I was listening to a discussion with David Benatar, and the point that Buddhism seems to be antinatalist was raised. It seems that people argue this both ways. Can Buddhism be said to be antinatalist? Or some strands but not others? If it is, what consequences does this have?
I have always kind of dismissed Benatar's ideas as being a kind of Larkin-esque pose, and making a mistake in hierarchy that puts pleasure above meaning, like utilitarians. But if the charge of antinatalism sticks, it seems I am going to have look more carefully at which of his points also apply to Buddhism.
EDIT TO ADD:
I'm pretty sure the Benatar discussion was with Sam Harris here. It's not been transcribed that I can find, so I'll have to re-listen..
But, this Big Think piece discusses the episode, and says this:
"Harris finds a correlation with Buddhism. According to a translation of Buddhist texts by Sir Hari Singh Gour, Buddha claimed that men are ignorant of the suffering they unleash; existence is the cause of old age and death. If man would realize this harm he would immediately stop procreating. That might offer insight into why Buddha named his own son Rāhula, which means “fetter” or “impediment.” Of course, Buddha had his son before embarking on his legendary quest, so selfishly the name implies Rāhula was getting in the way of his father’s search for enlightenment."
From the subtitles to the video, Harris speaking to Benatar:
"On the Buddhist account existence is the problem and they have this view of rebirth and karma and a wheel of becoming. You know, life after life you just can't get off this wheel, unless you become fully enlightened. Enlightenment consists in no longer being subjected to this continuous cycle of rebirth.
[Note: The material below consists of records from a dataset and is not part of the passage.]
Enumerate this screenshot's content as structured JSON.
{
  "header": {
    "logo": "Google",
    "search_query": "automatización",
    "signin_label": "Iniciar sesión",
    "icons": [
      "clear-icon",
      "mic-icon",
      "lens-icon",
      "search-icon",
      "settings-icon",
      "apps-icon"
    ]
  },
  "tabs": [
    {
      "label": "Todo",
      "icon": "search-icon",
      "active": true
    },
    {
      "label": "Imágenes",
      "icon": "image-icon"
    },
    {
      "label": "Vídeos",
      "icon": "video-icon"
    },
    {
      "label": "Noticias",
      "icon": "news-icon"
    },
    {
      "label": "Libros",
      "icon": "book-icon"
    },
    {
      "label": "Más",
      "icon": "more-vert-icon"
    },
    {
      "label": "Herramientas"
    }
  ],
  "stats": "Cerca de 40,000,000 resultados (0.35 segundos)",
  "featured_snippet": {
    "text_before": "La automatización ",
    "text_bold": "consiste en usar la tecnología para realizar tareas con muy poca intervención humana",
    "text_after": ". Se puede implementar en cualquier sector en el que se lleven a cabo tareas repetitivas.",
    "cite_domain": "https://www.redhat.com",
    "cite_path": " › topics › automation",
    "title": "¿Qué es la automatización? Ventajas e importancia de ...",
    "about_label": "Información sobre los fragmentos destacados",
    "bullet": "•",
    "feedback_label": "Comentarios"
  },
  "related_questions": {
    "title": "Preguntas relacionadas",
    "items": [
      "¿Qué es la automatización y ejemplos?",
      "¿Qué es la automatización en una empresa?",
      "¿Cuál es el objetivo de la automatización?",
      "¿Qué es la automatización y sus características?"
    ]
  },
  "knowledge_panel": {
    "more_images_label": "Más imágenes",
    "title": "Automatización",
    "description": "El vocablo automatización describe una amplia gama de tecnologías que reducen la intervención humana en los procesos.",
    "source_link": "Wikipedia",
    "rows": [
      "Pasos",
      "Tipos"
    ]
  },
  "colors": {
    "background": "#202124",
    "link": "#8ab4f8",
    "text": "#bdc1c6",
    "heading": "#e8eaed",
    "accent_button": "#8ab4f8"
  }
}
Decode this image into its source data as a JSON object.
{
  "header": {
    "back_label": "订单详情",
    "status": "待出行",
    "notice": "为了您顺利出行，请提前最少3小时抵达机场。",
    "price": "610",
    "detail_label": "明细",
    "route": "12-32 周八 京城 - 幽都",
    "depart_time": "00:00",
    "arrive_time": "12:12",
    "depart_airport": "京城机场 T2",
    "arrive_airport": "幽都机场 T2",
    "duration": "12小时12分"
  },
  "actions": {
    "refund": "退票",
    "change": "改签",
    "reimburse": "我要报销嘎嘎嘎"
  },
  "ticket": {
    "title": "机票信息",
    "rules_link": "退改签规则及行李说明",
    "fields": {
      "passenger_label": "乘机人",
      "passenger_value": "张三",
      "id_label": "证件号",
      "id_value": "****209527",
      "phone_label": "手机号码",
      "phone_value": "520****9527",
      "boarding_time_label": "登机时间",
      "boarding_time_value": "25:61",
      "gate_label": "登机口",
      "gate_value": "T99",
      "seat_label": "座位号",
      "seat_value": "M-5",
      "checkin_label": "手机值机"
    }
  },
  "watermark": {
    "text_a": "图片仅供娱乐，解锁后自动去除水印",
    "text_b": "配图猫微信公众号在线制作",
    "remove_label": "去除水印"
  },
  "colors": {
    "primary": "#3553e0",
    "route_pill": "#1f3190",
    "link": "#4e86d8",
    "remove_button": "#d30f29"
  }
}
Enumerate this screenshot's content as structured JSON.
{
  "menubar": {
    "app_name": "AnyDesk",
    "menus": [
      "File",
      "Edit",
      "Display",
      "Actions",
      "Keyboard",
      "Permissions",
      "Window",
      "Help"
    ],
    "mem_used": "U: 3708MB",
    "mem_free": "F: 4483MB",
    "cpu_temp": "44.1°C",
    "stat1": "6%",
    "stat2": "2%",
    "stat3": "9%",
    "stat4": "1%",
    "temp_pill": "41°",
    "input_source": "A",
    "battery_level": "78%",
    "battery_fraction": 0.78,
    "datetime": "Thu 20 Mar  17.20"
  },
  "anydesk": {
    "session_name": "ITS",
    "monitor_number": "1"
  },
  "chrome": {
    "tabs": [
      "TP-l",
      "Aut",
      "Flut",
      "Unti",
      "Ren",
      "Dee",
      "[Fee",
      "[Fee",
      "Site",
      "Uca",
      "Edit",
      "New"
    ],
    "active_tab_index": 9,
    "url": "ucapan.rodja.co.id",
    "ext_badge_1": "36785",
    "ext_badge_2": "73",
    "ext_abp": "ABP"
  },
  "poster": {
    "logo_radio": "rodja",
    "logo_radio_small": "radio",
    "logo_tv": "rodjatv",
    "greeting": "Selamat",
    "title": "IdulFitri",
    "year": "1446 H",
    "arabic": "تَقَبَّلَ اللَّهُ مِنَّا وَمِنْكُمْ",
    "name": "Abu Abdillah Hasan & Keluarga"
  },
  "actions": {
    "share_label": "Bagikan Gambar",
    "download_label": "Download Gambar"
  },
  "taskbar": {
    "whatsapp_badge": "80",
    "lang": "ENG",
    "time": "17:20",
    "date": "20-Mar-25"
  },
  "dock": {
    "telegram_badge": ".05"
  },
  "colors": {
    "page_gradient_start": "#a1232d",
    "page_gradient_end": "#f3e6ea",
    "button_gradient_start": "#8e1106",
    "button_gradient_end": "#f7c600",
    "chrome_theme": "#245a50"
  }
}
There's obviously very good reason to doubt that picture of existence scientifically, but the core of the ethical view there, the soteriological view, is that what it means to be free is that existence has this intrinsically unsatisfying character and you know this is for reasons that we really haven't gone into yet it's just the fact that everything is impermanent, your pleasures no matter how good always fall away, and you're left with more of a search for pleasure. There's a kind of intrinsic dissatisfaction even in satisfaction. It wouldn't be bad if no one existed, and the fact that people exist in a circumstance that is perfect to frustrate the search for happiness and well-being is the problem, and enlightenment is the the act of canceling all of the the mental properties that would cause one to continually be reborn into existence. So your view is very Buddhist, without offering the methodology of enlightenment."
So the issue as I see, if you are a physicalist-materialist, ie the consensus scientific view, human lives without awakening are net-negative. Tge Buddhist analysis of the intrinsic conditions of existence becomes not only anti-natalist, but pro-mortalist.
Modern Western Buddhist thinkers, like say Stephen Batchelor, take a skeptical stance towards many of the theological verities around awakening in Buddhism too. It seems like keeping the wider analysis, but abandoning rebirth and awakening as ending suffering, is going to be anti-natalist, and pro-mortalist.
I guess this is in terms of Therevada specifically. The Mahayana doctrine of our original nature as awakened I think may sidestep this..